• 01-01-2009
matsp
Quote:

Originally Posted by audinue
Code:

boolean i s H i t (Point point, Line line) {
return ((point.getX() >= line.getX1()) && (point.getX() <= line.getX2()) && (point.getY() >= line.getY1()) && (point.getY() <= line.getY2()))
&& ((point.getX() - line.getX1()) * (line.getY2() - line.getY1()) == (line.getX2() - line.getX1()) * (point.getY() - line.getY1()));
}

What the... :D

I'm sure that can be written a bit more readable by storing the results of the getters in a set of suitably named variables. Calling the getter functions several times over is hardly meaningful.

--
Mats
• 01-02-2009
mike_g
Heres a version I came up with:
Code:

int PointIsOnLine(int x1, int y1, int x2, int y2, int x3, int y3)
{
if(x1 == x2 && y1 == y2) //Not a line
return(x1 == x3 && y1 == y3);
return (y3 == y1);
return (x3 == x1);

float gradient = (float)(y2 - y1) / (float)(x2 - x1);
int x01 = x1 - ((float)y1 / gradient +0.5);
int x02 = x3 - ((float)y3 / gradient +0.5);
return (!(x02-x01));
}

int PointIsInLine(int x1, int y1, int x2, int y2, int x3, int y3)
{
if(! PointIsOnLine(x1, y1, x2, y2, x3, y3)) return 0;
if(x3 > MAX(x1, x2)  || x3 < MIN(x1, x2)) return 0;
return 1;
}

• 01-02-2009
brewbuck
Hrm. So if your line is from (0, 0) to (100, 1)... There are absolutely no points which are on that line which have integer coordinates, except for the endpoints.

So using this sort of algorithm, you'd decide that nothing at all ever intersects that line, even though it's over 100 units long. Using integer coordinates isn't really the best choice for this sort of thing I think
• 01-02-2009
mike_g
Yeah, the co-ords get rounded:
Code:

int x01 = x1 - ((float)y1 / gradient +0.5);
int x02 = x3 - ((float)y3 / gradient +0.5);

I was using integer maths for this as I was checking pixel values in 2D to see if they sat on a line. I guess generally it would be better to do everything in floating point - that would very simple modification.

Edit: although actually it looks as if its rounding the wrong way, lol. Perhaps it should have been:
Code:

int x01 = x1 - ((float)y1 / gradient) +0.5;
int x02 = x3 - ((float)y3 / gradient) +0.5;

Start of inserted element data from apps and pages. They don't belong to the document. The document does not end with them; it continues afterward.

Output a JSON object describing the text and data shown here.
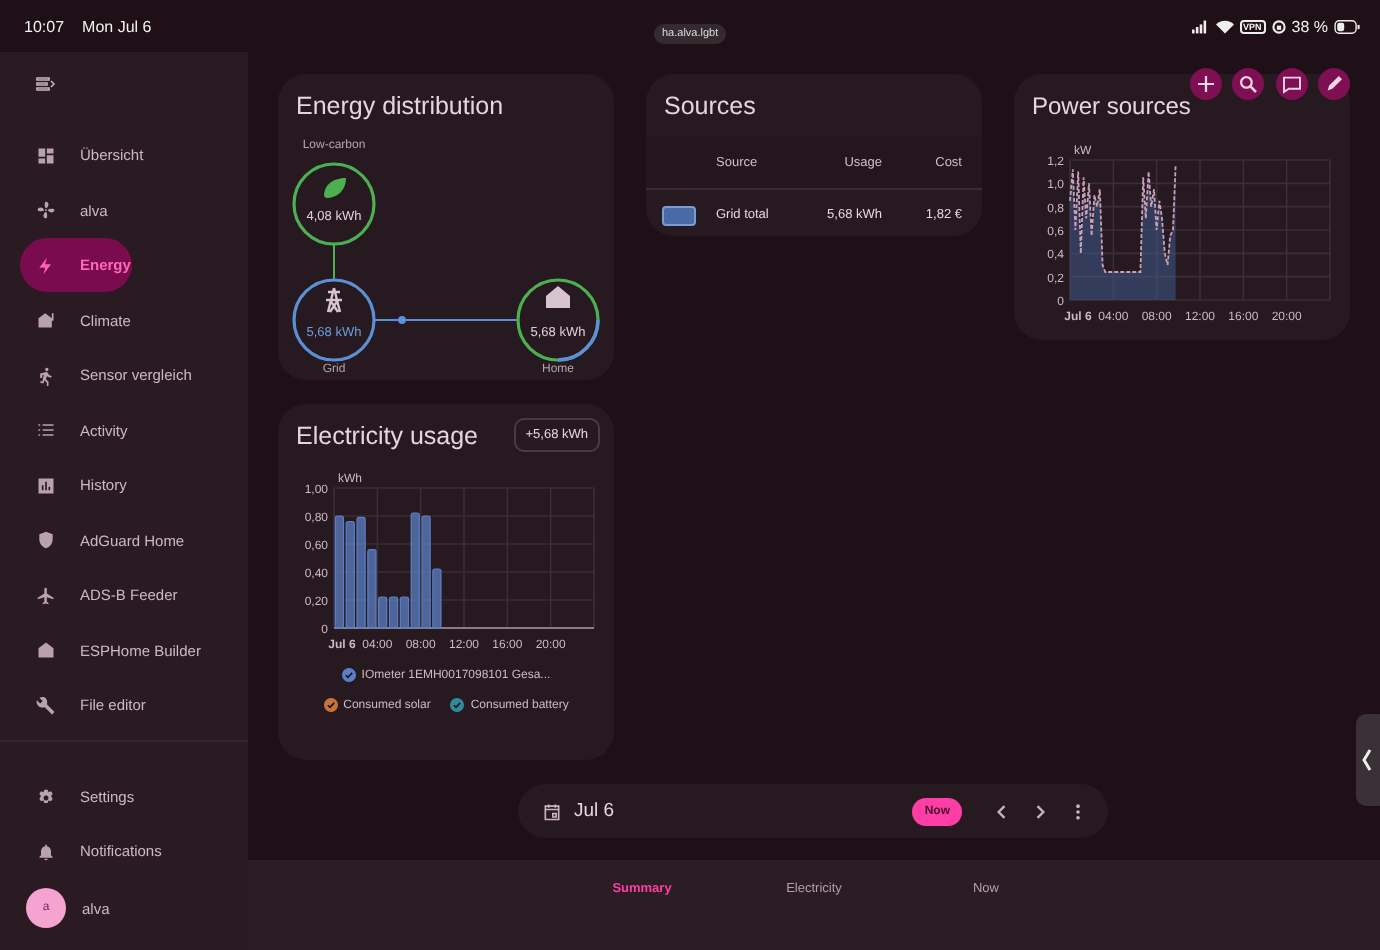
{
  "status_bar": {
    "time": "10:07",
    "date": "Mon Jul 6",
    "vpn": "VPN",
    "battery": "38 %"
  },
  "url": "ha.alva.lgbt",
  "sidebar": {
    "items": [
      {
        "label": "Übersicht",
        "selected": false
      },
      {
        "label": "alva",
        "selected": false
      },
      {
        "label": "Energy",
        "selected": true
      },
      {
        "label": "Climate",
        "selected": false
      },
      {
        "label": "Sensor vergleich",
        "selected": false
      },
      {
        "label": "Activity",
        "selected": false
      },
      {
        "label": "History",
        "selected": false
      },
      {
        "label": "AdGuard Home",
        "selected": false
      },
      {
        "label": "ADS-B Feeder",
        "selected": false
      },
      {
        "label": "ESPHome Builder",
        "selected": false
      },
      {
        "label": "File editor",
        "selected": false
      }
    ],
    "bottom_items": [
      {
        "label": "Settings"
      },
      {
        "label": "Notifications"
      }
    ],
    "user": {
      "initial": "a",
      "name": "alva"
    }
  },
  "energy_distribution": {
    "title": "Energy distribution",
    "nodes": [
      {
        "kind": "low_carbon",
        "label": "Low-carbon",
        "value": "4,08 kWh"
      },
      {
        "kind": "grid",
        "label": "Grid",
        "value": "5,68 kWh"
      },
      {
        "kind": "home",
        "label": "Home",
        "value": "5,68 kWh"
      }
    ]
  },
  "sources": {
    "title": "Sources",
    "columns": [
      "Source",
      "Usage",
      "Cost"
    ],
    "rows": [
      {
        "source": "Grid total",
        "usage": "5,68 kWh",
        "cost": "1,82 €"
      }
    ]
  },
  "electricity_usage": {
    "title": "Electricity usage",
    "total": "+5,68 kWh",
    "chart_data": {
      "type": "bar",
      "ylabel": "kWh",
      "grid": true,
      "x": [
        0.5,
        1.5,
        2.5,
        3.5,
        4.5,
        5.5,
        6.5,
        7.5,
        8.5,
        9.5
      ],
      "series": [
        {
          "name": "IOmeter 1EMH0017098101 Gesa...",
          "color": "#5b7fc4",
          "values": [
            0.8,
            0.76,
            0.79,
            0.56,
            0.22,
            0.22,
            0.22,
            0.82,
            0.8,
            0.42
          ]
        }
      ],
      "xlim": [
        0,
        24
      ],
      "ylim": [
        0,
        1
      ],
      "xticks": [
        {
          "value": 0,
          "label": "Jul 6"
        },
        {
          "value": 4,
          "label": "04:00"
        },
        {
          "value": 8,
          "label": "08:00"
        },
        {
          "value": 12,
          "label": "12:00"
        },
        {
          "value": 16,
          "label": "16:00"
        },
        {
          "value": 20,
          "label": "20:00"
        }
      ],
      "yticks": [
        {
          "value": 0,
          "label": "0"
        },
        {
          "value": 0.2,
          "label": "0,20"
        },
        {
          "value": 0.4,
          "label": "0,40"
        },
        {
          "value": 0.6,
          "label": "0,60"
        },
        {
          "value": 0.8,
          "label": "0,80"
        },
        {
          "value": 1,
          "label": "1,00"
        }
      ]
    },
    "legend": [
      {
        "kind": "series",
        "checked": true
      },
      {
        "kind": "entry",
        "label": "Consumed solar",
        "checked": true,
        "color": "#c8733a"
      },
      {
        "kind": "entry",
        "label": "Consumed battery",
        "checked": true,
        "color": "#2f8c99"
      }
    ]
  },
  "power_sources": {
    "title": "Power sources",
    "chart_data": {
      "type": "area",
      "ylabel": "kW",
      "grid": true,
      "x": [
        0,
        0.25,
        0.5,
        0.75,
        1,
        1.25,
        1.5,
        1.75,
        2,
        2.25,
        2.5,
        2.75,
        3,
        3.25,
        3.5,
        3.75,
        4,
        4.25,
        4.5,
        4.75,
        5,
        5.25,
        5.5,
        5.75,
        6,
        6.25,
        6.5,
        6.75,
        7,
        7.25,
        7.5,
        7.75,
        8,
        8.25,
        8.5,
        8.75,
        9,
        9.25,
        9.5,
        9.75
      ],
      "series": [
        {
          "color": "#c9a2b8",
          "values": [
            0.85,
            1.12,
            0.6,
            1.1,
            0.4,
            1.05,
            0.7,
            1.0,
            0.55,
            0.9,
            0.8,
            0.95,
            0.3,
            0.24,
            0.24,
            0.24,
            0.24,
            0.24,
            0.24,
            0.24,
            0.24,
            0.24,
            0.24,
            0.24,
            0.24,
            0.24,
            0.24,
            1.05,
            0.7,
            1.1,
            0.8,
            0.95,
            0.6,
            0.85,
            0.7,
            0.4,
            0.3,
            0.55,
            0.6,
            1.15
          ]
        }
      ],
      "xlim": [
        0,
        24
      ],
      "ylim": [
        0,
        1.2
      ],
      "xticks": [
        {
          "value": 0,
          "label": "Jul 6"
        },
        {
          "value": 4,
          "label": "04:00"
        },
        {
          "value": 8,
          "label": "08:00"
        },
        {
          "value": 12,
          "label": "12:00"
        },
        {
          "value": 16,
          "label": "16:00"
        },
        {
          "value": 20,
          "label": "20:00"
        }
      ],
      "yticks": [
        {
          "value": 0,
          "label": "0"
        },
        {
          "value": 0.2,
          "label": "0,2"
        },
        {
          "value": 0.4,
          "label": "0,4"
        },
        {
          "value": 0.6,
          "label": "0,6"
        },
        {
          "value": 0.8,
          "label": "0,8"
        },
        {
          "value": 1,
          "label": "1,0"
        },
        {
          "value": 1.2,
          "label": "1,2"
        }
      ]
    }
  },
  "date_bar": {
    "date": "Jul 6",
    "now": "Now"
  },
  "tabs": [
    {
      "label": "Summary",
      "selected": true
    },
    {
      "label": "Electricity",
      "selected": false
    },
    {
      "label": "Now",
      "selected": false
    }
  ]
}
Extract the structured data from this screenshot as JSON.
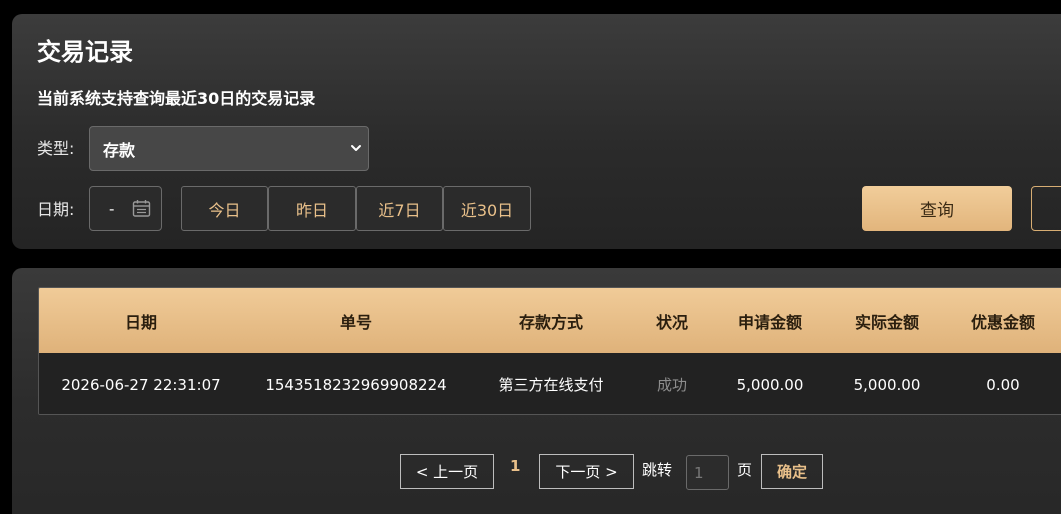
{
  "header": {
    "title": "交易记录",
    "subtitle": "当前系统支持查询最近30日的交易记录"
  },
  "filters": {
    "type_label": "类型:",
    "type_value": "存款",
    "date_label": "日期:",
    "date_value": "-",
    "quick_ranges": [
      "今日",
      "昨日",
      "近7日",
      "近30日"
    ],
    "query_label": "查询"
  },
  "table": {
    "columns": [
      "日期",
      "单号",
      "存款方式",
      "状况",
      "申请金额",
      "实际金额",
      "优惠金额"
    ],
    "rows": [
      {
        "date": "2026-06-27 22:31:07",
        "order_no": "1543518232969908224",
        "method": "第三方在线支付",
        "status": "成功",
        "requested_amount": "5,000.00",
        "actual_amount": "5,000.00",
        "bonus_amount": "0.00"
      }
    ]
  },
  "pagination": {
    "prev_label": "< 上一页",
    "current_page": "1",
    "next_label": "下一页 >",
    "jump_label": "跳转",
    "page_input_placeholder": "1",
    "page_unit": "页",
    "confirm_label": "确定"
  },
  "colors": {
    "accent_gold": "#e9c08a",
    "button_gold_top": "#f1cd9a",
    "button_gold_bottom": "#e2b57c",
    "panel_bg": "#2b2b2b",
    "status_success": "#8d8d8d"
  }
}
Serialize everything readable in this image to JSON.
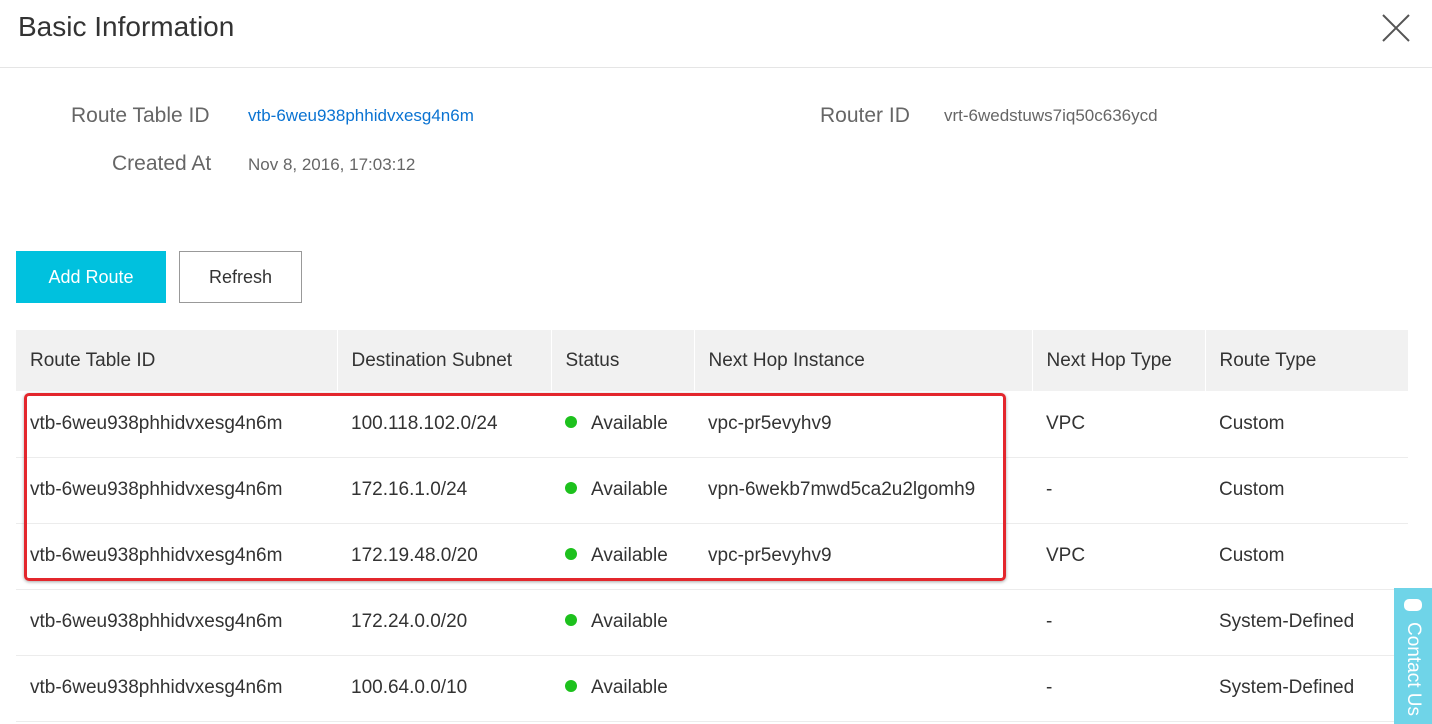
{
  "header": {
    "title": "Basic Information"
  },
  "info": {
    "route_table_id_label": "Route Table ID",
    "route_table_id_value": "vtb-6weu938phhidvxesg4n6m",
    "router_id_label": "Router ID",
    "router_id_value": "vrt-6wedstuws7iq50c636ycd",
    "created_at_label": "Created At",
    "created_at_value": "Nov 8, 2016, 17:03:12"
  },
  "toolbar": {
    "add_route_label": "Add Route",
    "refresh_label": "Refresh"
  },
  "table": {
    "columns": [
      "Route Table ID",
      "Destination Subnet",
      "Status",
      "Next Hop Instance",
      "Next Hop Type",
      "Route Type"
    ],
    "rows": [
      [
        "vtb-6weu938phhidvxesg4n6m",
        "100.118.102.0/24",
        "Available",
        "vpc-pr5evyhv9",
        "VPC",
        "Custom"
      ],
      [
        "vtb-6weu938phhidvxesg4n6m",
        "172.16.1.0/24",
        "Available",
        "vpn-6wekb7mwd5ca2u2lgomh9",
        "-",
        "Custom"
      ],
      [
        "vtb-6weu938phhidvxesg4n6m",
        "172.19.48.0/20",
        "Available",
        "vpc-pr5evyhv9",
        "VPC",
        "Custom"
      ],
      [
        "vtb-6weu938phhidvxesg4n6m",
        "172.24.0.0/20",
        "Available",
        "",
        "-",
        "System-Defined"
      ],
      [
        "vtb-6weu938phhidvxesg4n6m",
        "100.64.0.0/10",
        "Available",
        "",
        "-",
        "System-Defined"
      ]
    ]
  },
  "contact": {
    "label": "Contact Us"
  },
  "colors": {
    "accent": "#00c1de",
    "link": "#0a73d2",
    "status_available": "#1dc11d",
    "highlight": "#e3262c",
    "contact_bg": "#6fd4e8"
  },
  "icons": {
    "close": "close-icon",
    "status": "status-dot-icon",
    "contact": "chat-icon"
  }
}
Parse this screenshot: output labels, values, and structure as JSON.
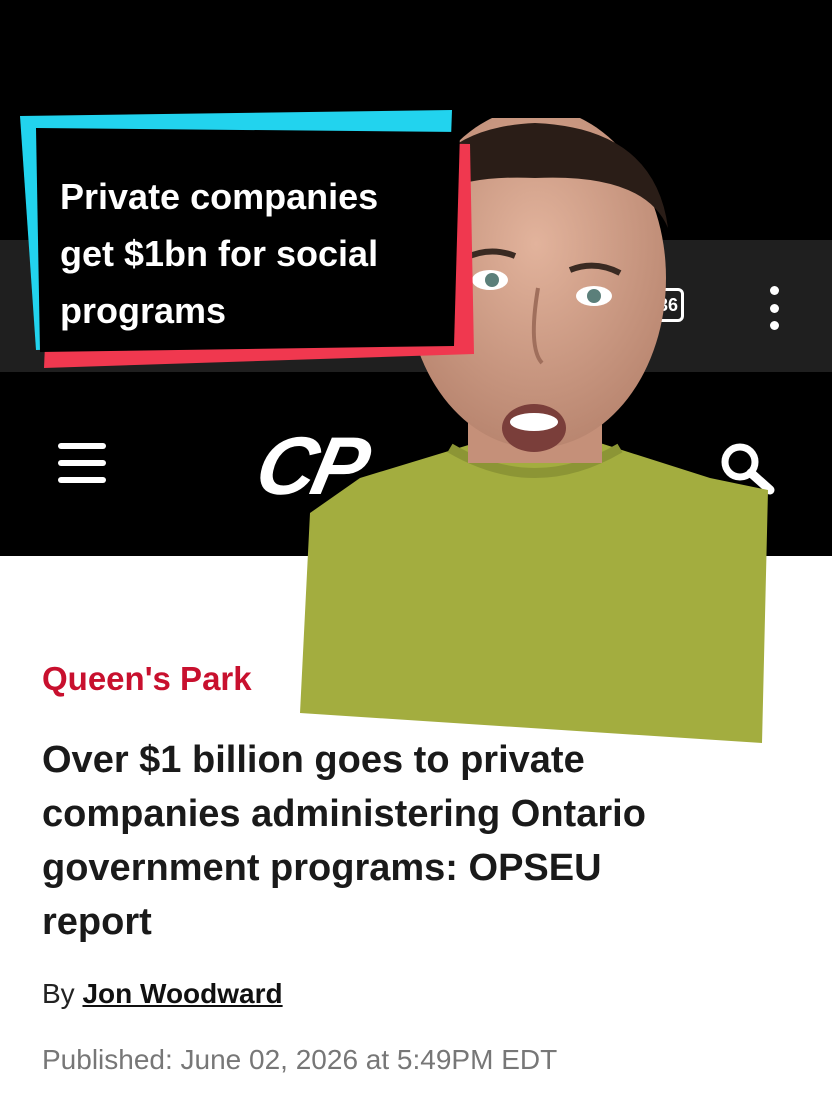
{
  "caption": {
    "line1": "Private companies",
    "line2": "get $1bn for social",
    "line3": "programs"
  },
  "browser": {
    "tab_count": "36"
  },
  "site": {
    "logo_text": "CP"
  },
  "article": {
    "section": "Queen's Park",
    "headline_line1": "Over $1 billion goes to private",
    "headline_line2": "companies administering Ontario",
    "headline_line3": "government programs: OPSEU",
    "headline_line4": "report",
    "byline_prefix": "By",
    "author": "Jon Woodward",
    "published": "Published: June 02, 2026 at 5:49PM EDT"
  },
  "icons": [
    "hamburger-menu-icon",
    "search-icon",
    "kebab-menu-icon",
    "tab-count-icon"
  ],
  "colors": {
    "caption_cyan": "#22d3ee",
    "caption_red": "#f0384f",
    "section_red": "#c8102e",
    "shirt_green": "#a3ad3f"
  }
}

this might fix an old bug I never worked out...
• 01-02-2009
CornedBee
But if you do it with floating point, you'll want to do a delta comparison, since floating points rarely compare exactly equal, even when they should.
• 01-02-2009
mike_g
Yeah, thats one of the reasons I have an irrational fear of using floats, lol.